I moved away from a flat profile, as I found it not very useful for an all-around knife, as you have to make an adjustment to your cutting technique.

So, why a flat profile? Look or something else?

A flat profile on a nakiri, usuba, or kiritsuke makes sense, on a gyuto (Sabs might be one exception) or suji, not much. Just my 2c.

M

For me I find myself using the back half of the blade for over half the time, and on my 270 kono I find its too small. I dontneed a completely flat blade but would like one with a larger flat area since that is what is useful to me and my cutting style.

Johnny.B.Good
12-21-2011, 01:33 AM
A possible, lesser known contender? White steel, Looks pretty flat to me. 42mm at spine, like a gyuto-suji hybrid. Finish is "rustic" apparently. Azuma Minamoto at Aframestokyo.
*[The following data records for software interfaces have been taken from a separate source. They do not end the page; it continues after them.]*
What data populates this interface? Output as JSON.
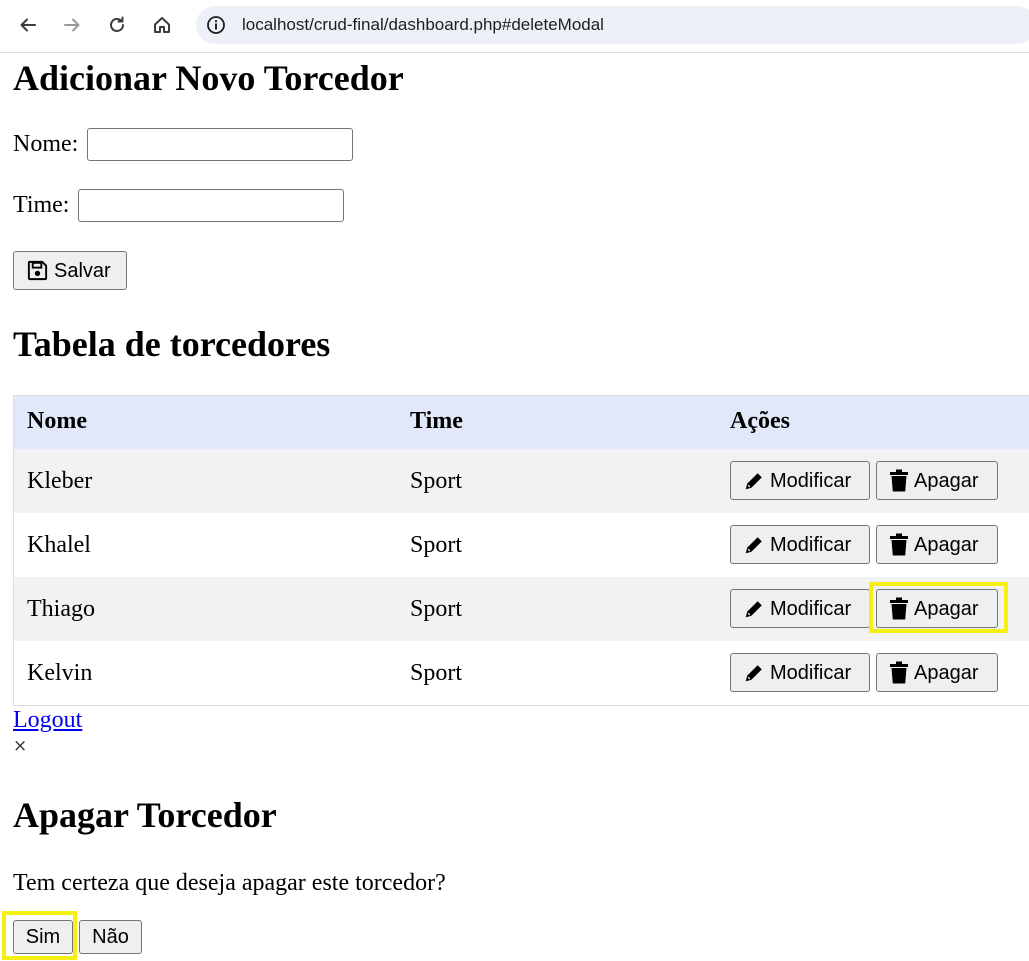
{
  "browser": {
    "url": "localhost/crud-final/dashboard.php#deleteModal",
    "icons": [
      "back-icon",
      "forward-icon",
      "reload-icon",
      "home-icon",
      "site-info-icon"
    ]
  },
  "add_form": {
    "heading": "Adicionar Novo Torcedor",
    "name_label": "Nome:",
    "name_value": "",
    "team_label": "Time:",
    "team_value": "",
    "save_label": "Salvar",
    "save_icon": "floppy-disk-icon"
  },
  "table": {
    "heading": "Tabela de torcedores",
    "columns": [
      "Nome",
      "Time",
      "Ações"
    ],
    "rows": [
      {
        "name": "Kleber",
        "team": "Sport"
      },
      {
        "name": "Khalel",
        "team": "Sport"
      },
      {
        "name": "Thiago",
        "team": "Sport"
      },
      {
        "name": "Kelvin",
        "team": "Sport"
      }
    ],
    "edit_label": "Modificar",
    "edit_icon": "pencil-icon",
    "delete_label": "Apagar",
    "delete_icon": "trash-icon"
  },
  "logout_label": "Logout",
  "modal": {
    "close_symbol": "×",
    "heading": "Apagar Torcedor",
    "message": "Tem certeza que deseja apagar este torcedor?",
    "yes_label": "Sim",
    "no_label": "Não"
  },
  "colors": {
    "table_header_bg": "#e0e8fa",
    "row_stripe_bg": "#f2f2f2",
    "highlight": "#f5ef12",
    "link": "#0000ee"
  }
}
New member here just ordered this knife and hopes to take delivery this week. Hopefully he will post a review.

http://www.kitchenknifeforums.com/showthread.php/4213-Josh-s-kit?p=65893&viewfull=1#post65893

Marko Tsourkan
12-21-2011, 11:38 AM
For me I find myself using the back half of the blade for over half the time, and on my 270 kono I find its too small. I dontneed a completely flat blade but would like one with a larger flat area since that is what is useful to me and my cutting style.

Makes sense. A knife with a flat spot about 1/2 of the length of the edge (5.25" on 270mm) would still give you a decent curve toward the tip.

M

Keith Neal
12-21-2011, 12:09 PM
I have a 270 Konosuke HD which works great however I would like a knife with a flatter profile. I would still like it to be a laser, I prefer wa-handles, and would like this to be a pure carbon knife.

Any recommendations on a gyuto like this, or maybe i should just go for a suji instead? This would be used for general light prep and slicing lots of maki.

I like a flat blade for julienning vegetables. This kiritsuke is particularly enjoyable to use:

http://i1132.photobucket.com/albums/m580/nealkeith/happyIchimonji.jpg